People: H. Araujo, F. Froborg, G. Jones, B. Lopez-Paredes, N. Marangou, I. Olcina, T. Sumner, R. Taylor, A. Tomas, A. Vacheret, with GridPP team D. Colling, A. Richards, D. Bauer, S. Fayer
Searching for the mysterious dark matter with liquid xenon detectors
Direct dark matter search experiments look for extremely rare and very weak collisions expected to occur between the cold dark matter particles that are believed to permeate our galaxy and the nuclei of atoms in the active medium of a radiation detector. These hypothetical elementary particles could be Weakly Interacting Massive Particles, or WIMPs, weighing as little as a few protons or as much as several heavy nuclei. Their nature is not yet known, and the Standard Model of Particle Physics provides no viable candidates to explain the dark matter problem.
The LUX-ZEPLIN (LZ) experiment
LZ is a next-generation physics experiment which will be located one mile underground at the Sanford Underground Research Facility (Lead, South Dakota, USA). Construction is expected to be completed in 2019/20. The LZ detector will employ a 7-tonne liquid xenon target to search for the rare interactions of these elusive particles with ordinary atoms in the detector medium. Its sensitivity will cover most of the available parameter space before backgrounds from rare neutrino interactions set it.
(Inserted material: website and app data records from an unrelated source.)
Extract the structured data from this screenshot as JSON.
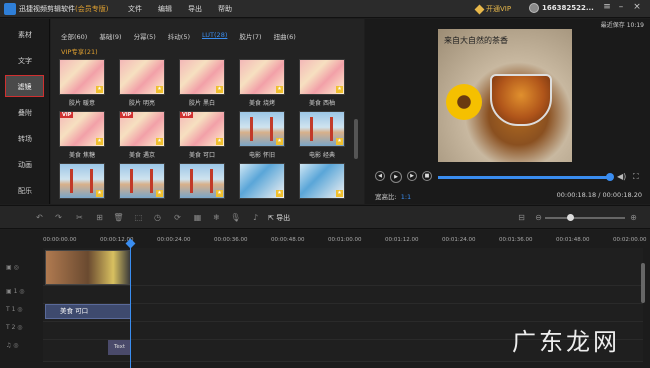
{
  "app": {
    "title": "迅捷视频剪辑软件",
    "edition": "(会员专版)",
    "menu": [
      "文件",
      "编辑",
      "导出",
      "帮助"
    ],
    "vip_button": "开通VIP",
    "user_name": "166382522..."
  },
  "sidebar": {
    "items": [
      {
        "label": "素材"
      },
      {
        "label": "文字"
      },
      {
        "label": "滤镜",
        "active": true
      },
      {
        "label": "叠附"
      },
      {
        "label": "转场"
      },
      {
        "label": "动画"
      },
      {
        "label": "配乐"
      }
    ]
  },
  "filters": {
    "tabs": [
      {
        "label": "全部(60)"
      },
      {
        "label": "基础(9)"
      },
      {
        "label": "分幂(5)"
      },
      {
        "label": "抖动(5)"
      },
      {
        "label": "LUT(28)",
        "active": true
      },
      {
        "label": "胶片(7)"
      },
      {
        "label": "扭曲(6)"
      }
    ],
    "section_label": "VIP专享(21)",
    "items": [
      {
        "label": "胶片 暖意",
        "scene": "flower",
        "vip": false
      },
      {
        "label": "胶片 明亮",
        "scene": "flower",
        "vip": false
      },
      {
        "label": "胶片 黑白",
        "scene": "flower",
        "vip": false
      },
      {
        "label": "美食 烧烤",
        "scene": "flower",
        "vip": false
      },
      {
        "label": "美食 西柚",
        "scene": "flower",
        "vip": false
      },
      {
        "label": "美食 焦糖",
        "scene": "flower",
        "vip": true
      },
      {
        "label": "美食 遇京",
        "scene": "flower",
        "vip": true
      },
      {
        "label": "美食 可口",
        "scene": "flower",
        "vip": true
      },
      {
        "label": "电影 怀旧",
        "scene": "bridge",
        "vip": false
      },
      {
        "label": "电影 经典",
        "scene": "bridge",
        "vip": false
      },
      {
        "label": "",
        "scene": "bridge",
        "vip": false
      },
      {
        "label": "",
        "scene": "bridge",
        "vip": false
      },
      {
        "label": "",
        "scene": "bridge",
        "vip": false
      },
      {
        "label": "",
        "scene": "girl",
        "vip": false
      },
      {
        "label": "",
        "scene": "girl",
        "vip": false
      }
    ]
  },
  "preview": {
    "last_saved": "最近保存 10:19",
    "caption": "来自大自然的茶香",
    "aspect_label": "宽高比:",
    "aspect_value": "1:1",
    "timecode": "00:00:18.18 / 00:00:18.20",
    "progress": 0.98
  },
  "toolbar": {
    "export_label": "导出"
  },
  "timeline": {
    "ruler": [
      "00:00:00.00",
      "00:00:12.00",
      "00:00:24.00",
      "00:00:36.00",
      "00:00:48.00",
      "00:01:00.00",
      "00:01:12.00",
      "00:01:24.00",
      "00:01:36.00",
      "00:01:48.00",
      "00:02:00.00"
    ],
    "title_clip": "美食 可口",
    "text_clip": "Text"
  },
  "watermark": "广东龙网"
}
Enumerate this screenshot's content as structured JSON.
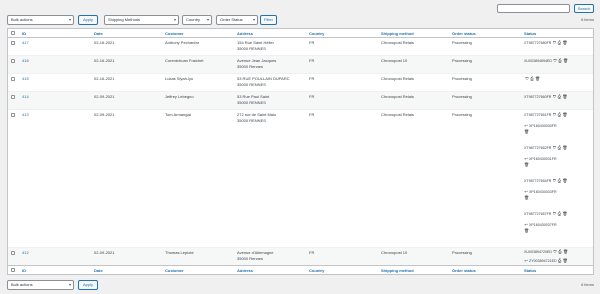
{
  "search": {
    "placeholder": "",
    "button_label": "Search"
  },
  "filters": {
    "bulk_actions": "Bulk actions",
    "apply": "Apply",
    "shipping_methods": "Shipping Methods",
    "country": "Country",
    "order_status": "Order Status",
    "filter": "Filter"
  },
  "items_count": "6 items",
  "columns": [
    "ID",
    "Date",
    "Customer",
    "Address",
    "Country",
    "Shipping method",
    "Order status",
    "Status"
  ],
  "rows": [
    {
      "id": "417",
      "date": "02-16-2021",
      "customer": "Anthony Pechanfar",
      "address": "154 Rue Saint Hélier\n35000 RENNES",
      "country": "FR",
      "shipping": "Chronopost Relais",
      "order_status": "Processing",
      "status": [
        {
          "code": "XT987727680FR",
          "type": "tracking"
        }
      ]
    },
    {
      "id": "416",
      "date": "02-16-2021",
      "customer": "Corentchuan Fraichet",
      "address": "Avenue Jean Jacques\n35000 Rennes",
      "country": "FR",
      "shipping": "Chronopost 10",
      "order_status": "Processing",
      "status": [
        {
          "code": "XU003894694ED",
          "type": "tracking"
        }
      ]
    },
    {
      "id": "415",
      "date": "02-16-2021",
      "customer": "Lukas Slyah-lyu",
      "address": "53 RUE POULLAIN DUPARC\n35000 RENNES",
      "country": "FR",
      "shipping": "Chronopost Relais",
      "order_status": "Processing",
      "status": [
        {
          "code": "",
          "type": "tracking"
        }
      ]
    },
    {
      "id": "414",
      "date": "02-09-2021",
      "customer": "Jeffrey Lebegno",
      "address": "53 Rue Paul Saint\n35000 RENNES",
      "country": "FR",
      "shipping": "Chronopost Relais",
      "order_status": "Processing",
      "status": [
        {
          "code": "XT987727660FR",
          "type": "tracking"
        }
      ]
    },
    {
      "id": "413",
      "date": "02-09-2021",
      "customer": "Tom Armangat",
      "address": "272 rue de Saint Malo\n35000 RENNES",
      "country": "FR",
      "shipping": "Chronopost Relais",
      "order_status": "Processing",
      "status": [
        {
          "code": "XT987727651FR",
          "type": "tracking"
        },
        {
          "code": "XP160430030FR",
          "type": "return"
        },
        {
          "code": "XT987727652FR",
          "type": "tracking"
        },
        {
          "code": "XP160430031FR",
          "type": "return"
        },
        {
          "code": "XT987727654FR",
          "type": "tracking"
        },
        {
          "code": "XP160430033FR",
          "type": "return"
        },
        {
          "code": "XT987727657FR",
          "type": "tracking"
        },
        {
          "code": "XP160430037FR",
          "type": "return"
        }
      ]
    },
    {
      "id": "412",
      "date": "02-09-2021",
      "customer": "Thomas Lepiote",
      "address": "Avenue d'Allemagne\n35000 Rennes",
      "country": "FR",
      "shipping": "Chronopost 10",
      "order_status": "Processing",
      "status": [
        {
          "code": "XU003894720ED",
          "type": "tracking"
        },
        {
          "code": "ZY003894721ED",
          "type": "return"
        }
      ]
    }
  ],
  "icons": {
    "shield": "shield-icon",
    "print": "print-icon",
    "trash": "trash-icon",
    "return": "return-arrow-icon"
  },
  "colors": {
    "link": "#2271b1",
    "background": "#f0f0f1"
  }
}
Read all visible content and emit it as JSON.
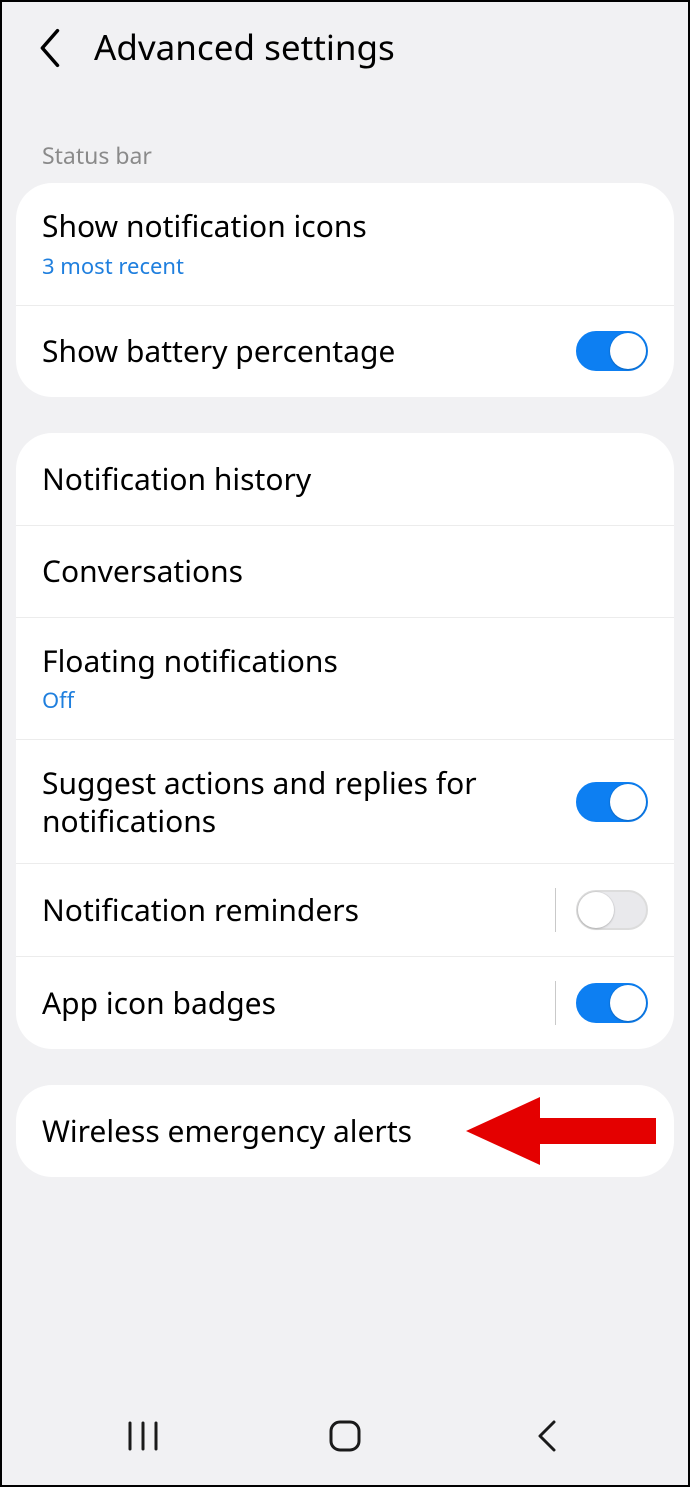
{
  "header": {
    "title": "Advanced settings"
  },
  "sections": {
    "statusBarHeader": "Status bar"
  },
  "rows": {
    "showNotificationIcons": {
      "title": "Show notification icons",
      "sub": "3 most recent"
    },
    "showBatteryPercentage": {
      "title": "Show battery percentage",
      "on": true
    },
    "notificationHistory": {
      "title": "Notification history"
    },
    "conversations": {
      "title": "Conversations"
    },
    "floatingNotifications": {
      "title": "Floating notifications",
      "sub": "Off"
    },
    "suggestActions": {
      "title": "Suggest actions and replies for notifications",
      "on": true
    },
    "notificationReminders": {
      "title": "Notification reminders",
      "on": false
    },
    "appIconBadges": {
      "title": "App icon badges",
      "on": true
    },
    "wirelessEmergency": {
      "title": "Wireless emergency alerts"
    }
  },
  "colors": {
    "accent": "#0d7ff2",
    "link": "#1f7fde",
    "arrow": "#e40000"
  }
}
The international LZ collaboration is composed of over 250 scientists and engineers in 38 institutes in the US, UK, Portugal, South Korea and Russia. Imperial is a key contributor to this flagship experiment, leading the 9 UK institutes participating in the international project. Our team is working on major hardware deliverables in the area of photon detection and liquid xenon testing, and we co-lead the Xenon Detector work package at the core of the experiment. We host one of the two Data Centres for LZ which process and store the Monte Carlo simulations and, later on, the real data from the experiment.